### Exercise goal
From the listing below, work out how many lines contain "Campaigns". Reply with that number only.

### Data extract
• • • • •
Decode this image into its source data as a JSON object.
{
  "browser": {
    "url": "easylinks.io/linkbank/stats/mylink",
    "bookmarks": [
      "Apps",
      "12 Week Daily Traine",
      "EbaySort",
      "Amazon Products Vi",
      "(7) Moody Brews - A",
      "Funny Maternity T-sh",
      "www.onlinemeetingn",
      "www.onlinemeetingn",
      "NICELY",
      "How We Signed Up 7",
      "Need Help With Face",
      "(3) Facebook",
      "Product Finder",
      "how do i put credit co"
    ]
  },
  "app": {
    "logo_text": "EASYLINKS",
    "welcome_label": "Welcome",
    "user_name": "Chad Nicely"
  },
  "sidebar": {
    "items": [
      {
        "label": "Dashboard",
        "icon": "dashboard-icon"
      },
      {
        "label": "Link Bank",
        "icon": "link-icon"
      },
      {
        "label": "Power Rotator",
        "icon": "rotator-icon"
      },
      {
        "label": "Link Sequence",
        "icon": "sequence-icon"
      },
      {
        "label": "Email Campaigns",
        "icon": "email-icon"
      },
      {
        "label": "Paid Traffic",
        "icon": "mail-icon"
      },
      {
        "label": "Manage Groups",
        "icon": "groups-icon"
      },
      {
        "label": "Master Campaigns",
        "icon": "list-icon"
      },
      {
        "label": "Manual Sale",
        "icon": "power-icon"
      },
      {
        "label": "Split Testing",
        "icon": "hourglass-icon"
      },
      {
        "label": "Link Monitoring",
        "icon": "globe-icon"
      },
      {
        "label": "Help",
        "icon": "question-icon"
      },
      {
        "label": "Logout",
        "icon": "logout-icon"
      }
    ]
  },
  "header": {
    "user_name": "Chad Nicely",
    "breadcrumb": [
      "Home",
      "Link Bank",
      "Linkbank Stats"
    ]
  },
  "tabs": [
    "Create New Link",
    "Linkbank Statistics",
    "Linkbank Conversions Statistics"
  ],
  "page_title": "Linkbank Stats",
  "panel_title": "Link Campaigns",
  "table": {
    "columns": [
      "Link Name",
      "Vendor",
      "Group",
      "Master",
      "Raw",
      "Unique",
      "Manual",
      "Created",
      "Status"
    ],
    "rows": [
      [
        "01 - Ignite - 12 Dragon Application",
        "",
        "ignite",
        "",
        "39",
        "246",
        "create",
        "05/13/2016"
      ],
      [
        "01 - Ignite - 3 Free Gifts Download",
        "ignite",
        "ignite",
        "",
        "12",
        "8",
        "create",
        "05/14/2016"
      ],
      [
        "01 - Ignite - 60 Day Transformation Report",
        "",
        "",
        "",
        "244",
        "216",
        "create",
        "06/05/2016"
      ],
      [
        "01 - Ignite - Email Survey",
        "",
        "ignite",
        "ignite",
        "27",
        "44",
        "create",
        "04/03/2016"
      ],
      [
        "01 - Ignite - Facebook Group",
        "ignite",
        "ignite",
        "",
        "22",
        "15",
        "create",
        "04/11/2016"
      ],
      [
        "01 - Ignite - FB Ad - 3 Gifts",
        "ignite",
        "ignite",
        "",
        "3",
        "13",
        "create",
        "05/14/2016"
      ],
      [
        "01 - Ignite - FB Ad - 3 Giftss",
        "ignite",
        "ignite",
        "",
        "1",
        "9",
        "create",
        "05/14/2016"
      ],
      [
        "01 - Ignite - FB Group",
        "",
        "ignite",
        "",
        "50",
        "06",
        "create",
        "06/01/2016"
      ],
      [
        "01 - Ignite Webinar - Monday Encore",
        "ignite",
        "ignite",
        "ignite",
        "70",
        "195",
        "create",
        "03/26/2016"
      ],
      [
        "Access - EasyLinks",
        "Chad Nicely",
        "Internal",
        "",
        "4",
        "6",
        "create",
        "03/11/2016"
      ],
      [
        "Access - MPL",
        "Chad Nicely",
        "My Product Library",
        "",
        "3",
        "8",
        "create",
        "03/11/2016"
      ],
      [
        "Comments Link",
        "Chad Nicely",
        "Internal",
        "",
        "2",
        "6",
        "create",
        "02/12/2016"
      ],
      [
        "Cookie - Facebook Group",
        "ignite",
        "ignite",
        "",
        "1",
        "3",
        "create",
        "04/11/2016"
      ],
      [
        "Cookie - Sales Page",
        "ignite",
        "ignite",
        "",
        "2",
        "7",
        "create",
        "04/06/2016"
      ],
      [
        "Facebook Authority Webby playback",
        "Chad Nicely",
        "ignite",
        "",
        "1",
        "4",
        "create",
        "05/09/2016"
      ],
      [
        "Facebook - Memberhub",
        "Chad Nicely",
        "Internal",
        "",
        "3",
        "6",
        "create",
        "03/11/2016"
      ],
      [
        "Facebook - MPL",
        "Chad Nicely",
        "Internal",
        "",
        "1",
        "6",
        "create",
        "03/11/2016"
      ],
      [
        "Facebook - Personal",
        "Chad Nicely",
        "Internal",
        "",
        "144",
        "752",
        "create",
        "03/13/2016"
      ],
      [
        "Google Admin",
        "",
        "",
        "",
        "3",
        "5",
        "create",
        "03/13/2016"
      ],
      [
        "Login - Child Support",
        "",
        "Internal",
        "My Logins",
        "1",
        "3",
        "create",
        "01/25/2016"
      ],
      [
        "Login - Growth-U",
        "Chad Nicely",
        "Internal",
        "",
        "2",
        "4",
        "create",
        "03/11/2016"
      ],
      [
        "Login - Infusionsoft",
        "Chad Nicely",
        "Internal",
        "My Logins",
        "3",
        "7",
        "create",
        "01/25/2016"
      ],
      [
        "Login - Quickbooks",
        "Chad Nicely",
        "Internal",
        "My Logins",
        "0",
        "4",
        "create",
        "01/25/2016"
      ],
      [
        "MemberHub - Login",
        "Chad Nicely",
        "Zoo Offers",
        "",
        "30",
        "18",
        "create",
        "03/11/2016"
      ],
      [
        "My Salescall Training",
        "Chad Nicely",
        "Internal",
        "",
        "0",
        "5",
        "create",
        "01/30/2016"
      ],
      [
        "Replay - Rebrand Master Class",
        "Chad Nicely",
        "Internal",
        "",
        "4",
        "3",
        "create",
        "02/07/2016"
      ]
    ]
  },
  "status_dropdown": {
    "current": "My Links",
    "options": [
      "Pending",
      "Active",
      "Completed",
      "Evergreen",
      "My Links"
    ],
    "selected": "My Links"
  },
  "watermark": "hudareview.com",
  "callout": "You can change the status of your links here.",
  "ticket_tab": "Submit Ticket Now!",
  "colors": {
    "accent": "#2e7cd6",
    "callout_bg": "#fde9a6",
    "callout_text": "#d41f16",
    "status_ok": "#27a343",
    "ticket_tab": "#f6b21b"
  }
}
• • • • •
### Written answer
3